Chatville (SHAT-veel). Village outside Paris where Gaussin and Fanny settle in order to economize and be near prior neighbors whose company they enjoyed on the rue d’Amsterdam. They live in an old hunting lodge at the entrance to a wood, near the old forest road that is called the Pave des Gardes. This is a more idyllic setting than those in which Gaussin lives earlier in the story. He and Fanny enjoy the silent green space, the surrounding gardens, and a clump of trees sloping to the bottom of a hill.

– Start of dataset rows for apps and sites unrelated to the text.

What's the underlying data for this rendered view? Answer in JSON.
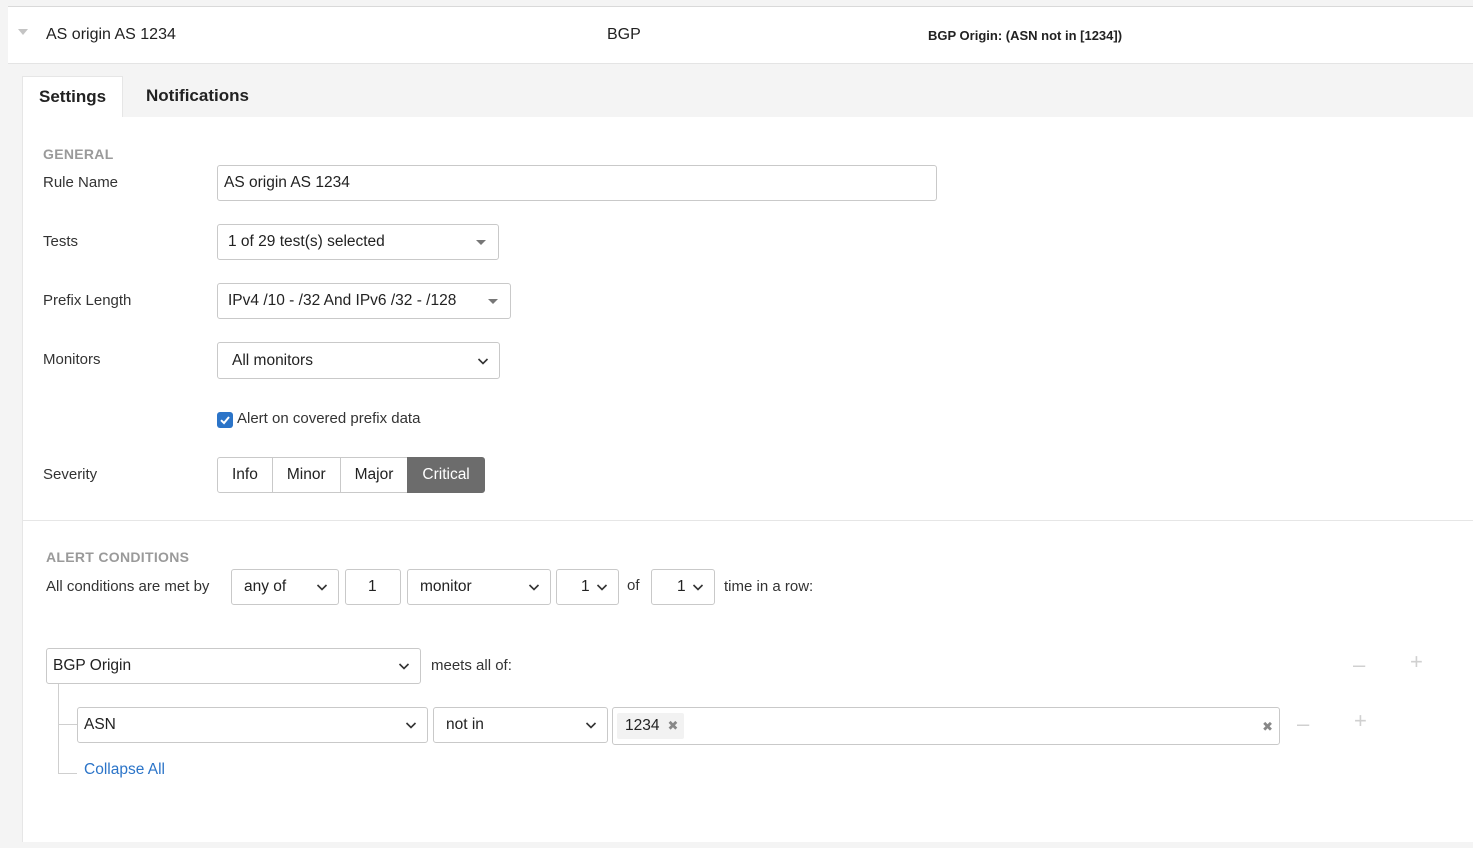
{
  "header": {
    "rule_name": "AS origin AS 1234",
    "alert_type": "BGP",
    "summary": "BGP Origin: (ASN not in [1234])"
  },
  "tabs": [
    {
      "label": "Settings",
      "active": true
    },
    {
      "label": "Notifications",
      "active": false
    }
  ],
  "general": {
    "section_title": "GENERAL",
    "rule_name_label": "Rule Name",
    "rule_name_value": "AS origin AS 1234",
    "tests_label": "Tests",
    "tests_value": "1 of 29 test(s) selected",
    "prefix_length_label": "Prefix Length",
    "prefix_length_value": "IPv4 /10 - /32 And IPv6 /32 - /128",
    "monitors_label": "Monitors",
    "monitors_value": "All monitors",
    "covered_prefix_label": "Alert on covered prefix data",
    "covered_prefix_checked": true,
    "severity_label": "Severity",
    "severity_options": [
      "Info",
      "Minor",
      "Major",
      "Critical"
    ],
    "severity_selected": "Critical"
  },
  "alert_conditions": {
    "section_title": "ALERT CONDITIONS",
    "prefix_text": "All conditions are met by",
    "match_mode": "any of",
    "count": "1",
    "unit": "monitor",
    "rounds_value": "1",
    "of_text": "of",
    "rounds_total": "1",
    "suffix_text": "time in a row:",
    "condition_metric": "BGP Origin",
    "meets_text": "meets all of:",
    "sub_field": "ASN",
    "sub_operator": "not in",
    "sub_values": [
      "1234"
    ],
    "collapse_label": "Collapse All"
  },
  "icons": {
    "expand": "chevron-down-icon",
    "checkbox": "check-icon",
    "remove": "minus-icon",
    "add": "plus-icon",
    "clear": "close-icon"
  },
  "colors": {
    "accent": "#2b74c8",
    "selected_segment": "#6c6c6c",
    "section_title": "#9a9a9a"
  }
}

BibliographyDobie, G. V. Alphonse Daudet. New York: Thomas Nelson, 1949. Biographical study with critical commentary interspersed in the story of Daudet’s career. Discusses the novelist’s attempt to create a believable story of an ordinary man in love with a Parisian courtesan. Claims Sappho is Daudet’s greatest contribution to the naturalist movement.Gosse, Edmund. French Profiles. Freeport, N.Y.: Books for Libraries Press, 1970. Overview of Daudet’s career. Remarks on the particular strengths of Sappho, the novelist’s contribution to a French tradition that highlights the “obsession of the feminine.”Matthews, Brander. The Historical Novel, and Other Essays. New York: Charles Scribner’s, 1901. Sensitive commentary on the novel’s theme, and a useful discussion of its place in Daudet’s canon. Emphasizes the moral qualities of the work.Roche, Alphonse. Alphonse Daudet. Boston: Twayne, 1976. Intended for general readers, offers an introduction to the writer’s major works. Discusses Daudet’s handling of the relationship between his principal characters in Sappho; comments on the publication history of the novel; remarks on the stir created by its appearance in nineteenth century France.Sachs, Murray. The Career of Alphonse Daudet. Cambridge, Mass.: Harvard University Press, 1965. Discusses Daudet’s place as a major figure in French literature. Analyzes the novelist’s handling of the love relationship in Sappho, calling it exceptionally well done and psychologically realistic.
Categories: Places